|United States Of America||Issued Patent||10,280,197||05/07/2019||2016-024|
The complement system is part of innate immunity and is activated through the classical, lectin, and alternative pathways. The end-result of complement activation on pathogen surfaces is opsonisation (by C3b) for phagocytosis, formation of pore-making membrane attack complexes (MAC) for cell lysis, and initiation of inflammatory responses (by C3a and C5a). Complement activation on host cells is prevented by regulators (Factors I and H, MCP, DAF, CR1), but when regulation is compromised complement contributes to inflammatory and autoimmune diseases. Inflammation is mediated by C3a and C5a, which bind on leukocyte receptors.

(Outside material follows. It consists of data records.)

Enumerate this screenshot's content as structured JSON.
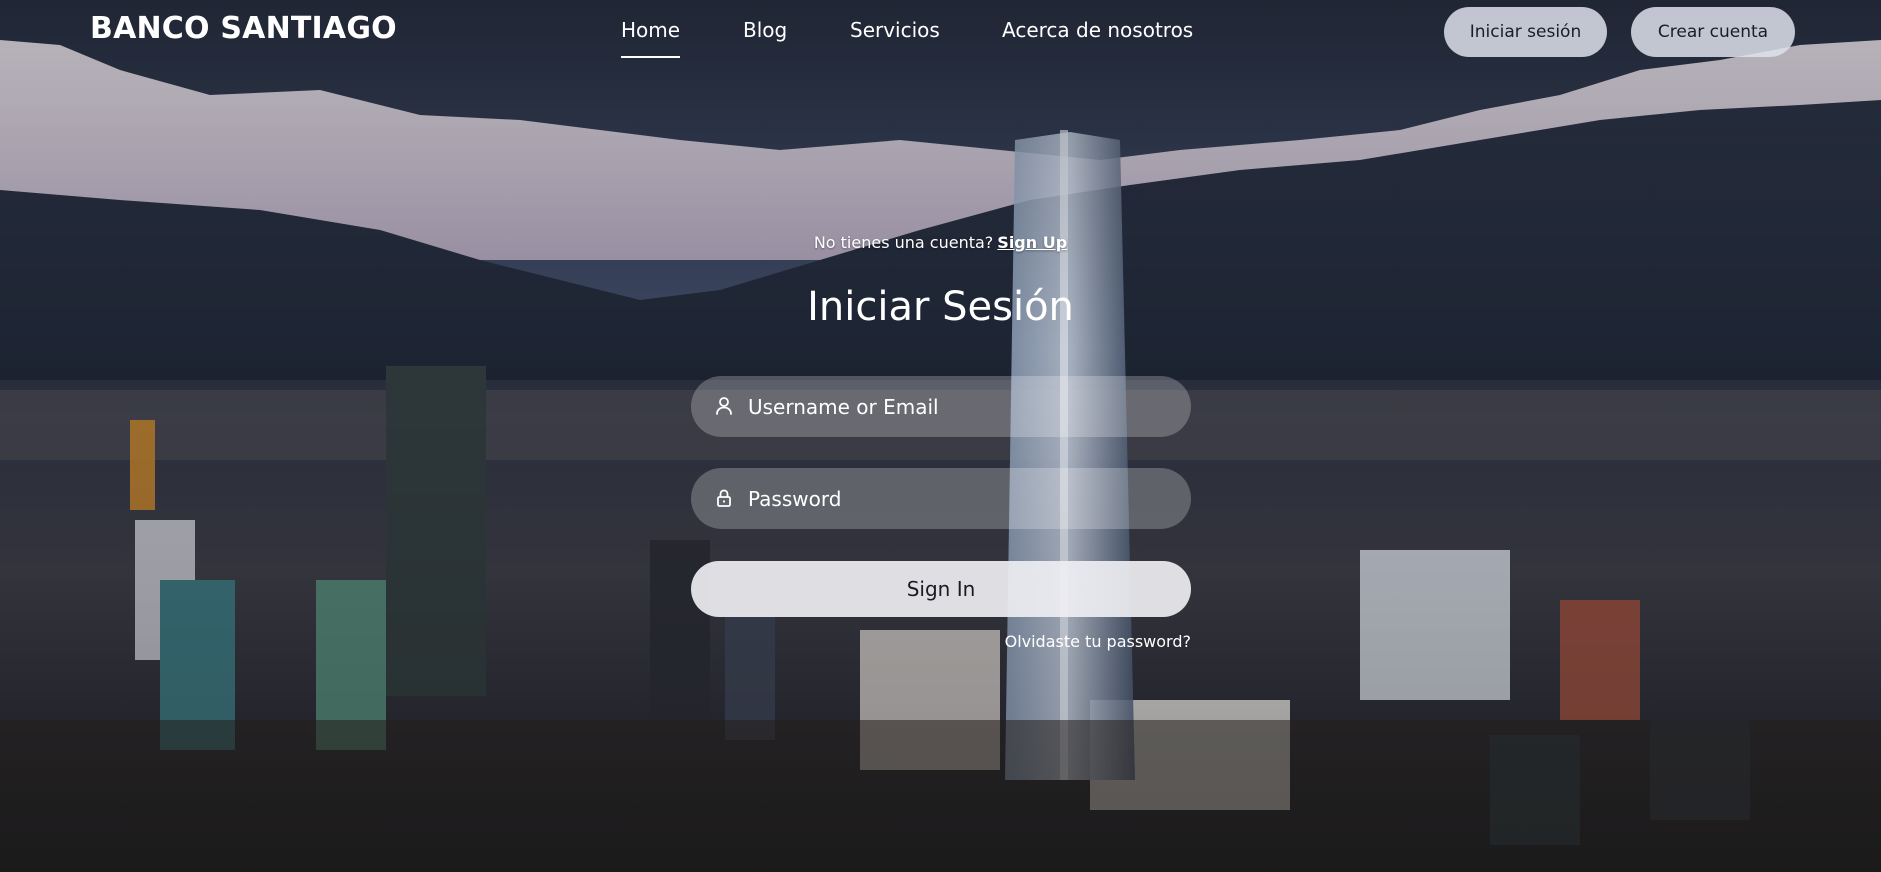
{
  "brand": "BANCO SANTIAGO",
  "nav": {
    "links": [
      "Home",
      "Blog",
      "Servicios",
      "Acerca de nosotros"
    ],
    "active": "Home",
    "login_button": "Iniciar sesión",
    "register_button": "Crear cuenta"
  },
  "login": {
    "signup_prompt": "No tienes una cuenta?",
    "signup_link": "Sign Up",
    "title": "Iniciar Sesión",
    "username_placeholder": "Username or Email",
    "password_placeholder": "Password",
    "submit": "Sign In",
    "forgot": "Olvidaste tu password?"
  },
  "icons": {
    "username": "user-icon",
    "password": "lock-icon"
  },
  "colors": {
    "sky": "#3b4a66",
    "snow": "#e6e2ea",
    "button_light": "#dee2ec"
  }
}
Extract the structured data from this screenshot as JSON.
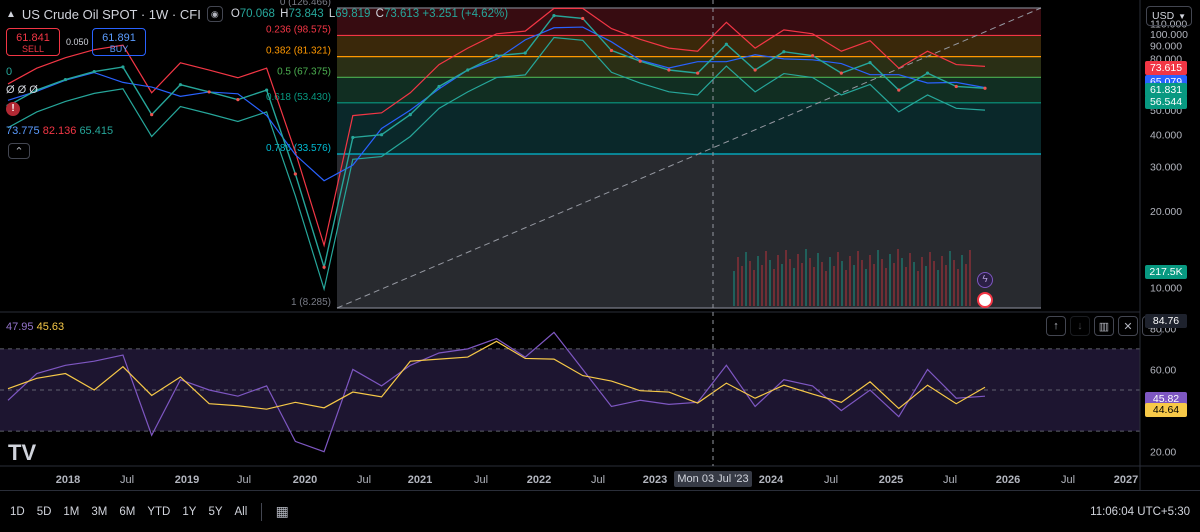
{
  "header": {
    "title": "US Crude Oil SPOT · 1W · CFI",
    "ohlc": [
      {
        "k": "O",
        "v": "70.068"
      },
      {
        "k": "H",
        "v": "73.843"
      },
      {
        "k": "L",
        "v": "69.819"
      },
      {
        "k": "C",
        "v": "73.613"
      }
    ],
    "change": "+3.251 (+4.62%)",
    "currency": "USD",
    "colors": {
      "up": "#26a69a",
      "down": "#ef5350"
    }
  },
  "trade": {
    "sell_price": "61.841",
    "sell_label": "SELL",
    "spread": "0.050",
    "buy_price": "61.891",
    "buy_label": "BUY"
  },
  "indicators": {
    "line1": "0",
    "line2": "Ø Ø Ø",
    "bb_values": [
      "73.775",
      "82.136",
      "65.415"
    ],
    "rsi_values": [
      "47.95",
      "45.63"
    ]
  },
  "price_axis": {
    "ticks": [
      "110.000",
      "100.000",
      "90.000",
      "80.000",
      "70.000",
      "60.000",
      "50.000",
      "40.000",
      "30.000",
      "20.000",
      "10.000"
    ],
    "tags": [
      {
        "label": "73.615",
        "value": 73.615,
        "color": "#f23645"
      },
      {
        "label": "65.079",
        "value": 65.079,
        "color": "#2962ff"
      },
      {
        "label": "61.831",
        "value": 61.831,
        "color": "#089981"
      },
      {
        "label": "56.544",
        "value": 56.544,
        "color": "#089981"
      }
    ],
    "volume_tag": "217.5K"
  },
  "rsi_axis": {
    "ticks": [
      "80.00",
      "60.00",
      "40.00",
      "20.00"
    ],
    "top_tag": "84.76",
    "tags": [
      {
        "label": "45.82",
        "value": 45.82,
        "color": "#7e57c2"
      },
      {
        "label": "44.64",
        "value": 44.64,
        "color": "#f7c948"
      }
    ]
  },
  "fib": {
    "levels": [
      {
        "ratio": "0",
        "label": "0 (126.466)",
        "price": 126.466,
        "color": "#787b86",
        "fill": "#3a0d12"
      },
      {
        "ratio": "0.236",
        "label": "0.236 (98.575)",
        "price": 98.575,
        "color": "#f23645",
        "fill": "#3d2a0b"
      },
      {
        "ratio": "0.382",
        "label": "0.382 (81.321)",
        "price": 81.321,
        "color": "#ff9800",
        "fill": "#2c3216"
      },
      {
        "ratio": "0.5",
        "label": "0.5 (67.375)",
        "price": 67.375,
        "color": "#4caf50",
        "fill": "#123024"
      },
      {
        "ratio": "0.618",
        "label": "0.618 (53.430)",
        "price": 53.43,
        "color": "#089981",
        "fill": "#0b2a2c"
      },
      {
        "ratio": "0.786",
        "label": "0.786 (33.576)",
        "price": 33.576,
        "color": "#00bcd4",
        "fill": "#2a2c31"
      },
      {
        "ratio": "1",
        "label": "1 (8.285)",
        "price": 8.285,
        "color": "#787b86",
        "fill": "none"
      }
    ]
  },
  "time_axis": {
    "labels": [
      "2018",
      "Jul",
      "2019",
      "Jul",
      "2020",
      "Jul",
      "2021",
      "Jul",
      "2022",
      "Jul",
      "2023",
      "2024",
      "Jul",
      "2025",
      "Jul",
      "2026",
      "Jul",
      "2027"
    ],
    "crosshair_label": "Mon 03 Jul '23"
  },
  "bottom": {
    "timeframes": [
      "1D",
      "5D",
      "1M",
      "3M",
      "6M",
      "YTD",
      "1Y",
      "5Y",
      "All"
    ],
    "clock": "11:06:04 UTC+5:30"
  },
  "chart_data": {
    "type": "line",
    "title": "US Crude Oil SPOT · 1W · CFI",
    "xlabel": "",
    "ylabel": "",
    "ylim": [
      8,
      126
    ],
    "x": [
      "2017-10",
      "2018-01",
      "2018-04",
      "2018-07",
      "2018-10",
      "2018-12",
      "2019-04",
      "2019-07",
      "2019-10",
      "2020-01",
      "2020-03",
      "2020-04",
      "2020-06",
      "2020-09",
      "2020-12",
      "2021-03",
      "2021-06",
      "2021-10",
      "2022-01",
      "2022-03",
      "2022-06",
      "2022-09",
      "2022-12",
      "2023-03",
      "2023-06",
      "2023-09",
      "2023-12",
      "2024-04",
      "2024-07",
      "2024-09",
      "2025-01",
      "2025-04",
      "2025-06",
      "2025-09",
      "2025-10"
    ],
    "series": [
      {
        "name": "",
        "values": [
          52,
          60,
          66,
          71,
          74,
          48,
          63,
          59,
          55,
          60,
          28,
          12,
          39,
          40,
          48,
          62,
          72,
          82,
          84,
          118,
          115,
          86,
          78,
          72,
          70,
          91,
          72,
          85,
          82,
          70,
          77,
          60,
          70,
          62,
          61
        ]
      }
    ],
    "rsi": {
      "name": "RSI",
      "ylim": [
        15,
        85
      ],
      "values": [
        45,
        58,
        62,
        64,
        67,
        28,
        55,
        50,
        47,
        52,
        25,
        20,
        60,
        52,
        62,
        68,
        70,
        75,
        66,
        78,
        60,
        42,
        45,
        43,
        44,
        62,
        42,
        55,
        52,
        40,
        50,
        37,
        60,
        46,
        47
      ]
    }
  }
}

Design of selective exogenous ligands for C3a and C5a receptors provides the basis for assay development for mechanistic studies and a platform for drug design to combat complement mediated inflammatory diseases.
Due to the complexity of the complement system cascade, biological roles of many signaling receptors are unknown. Additionally, biased ligand binding to cell-bound receptors may lead to selective intracellular effector binding and ligand-specific pathway activation and function. Mechanistic knowledge forms the basis for assay development to explore pharmacology against complement-mediated inflammatory diseases.
A multidisciplinary team of researchers from UCR, Texas A&M, Sheffield, and Queensland have discovered the first functionally selective peptide ligands for a complement system receptor that is involved in inflammation. The peptides are functionally selective ligands of C5aR2 but not C5aR1 or C3aR, and they have been characterized in vitro and in vivo. These peptides are novel tools that can modulate the activity of the receptor in vitro and in vivo, and interrogate the function of the receptor and its implication in inflammatory diseases.
functionally selective ligands, complement system cascade, C5a, C5aR1, C5aR2, C5aR2 binding peptide, extracellular signal-regulated kinases (ERK), ligand activity, macrophages, pharmacology, assay development, mechanistic study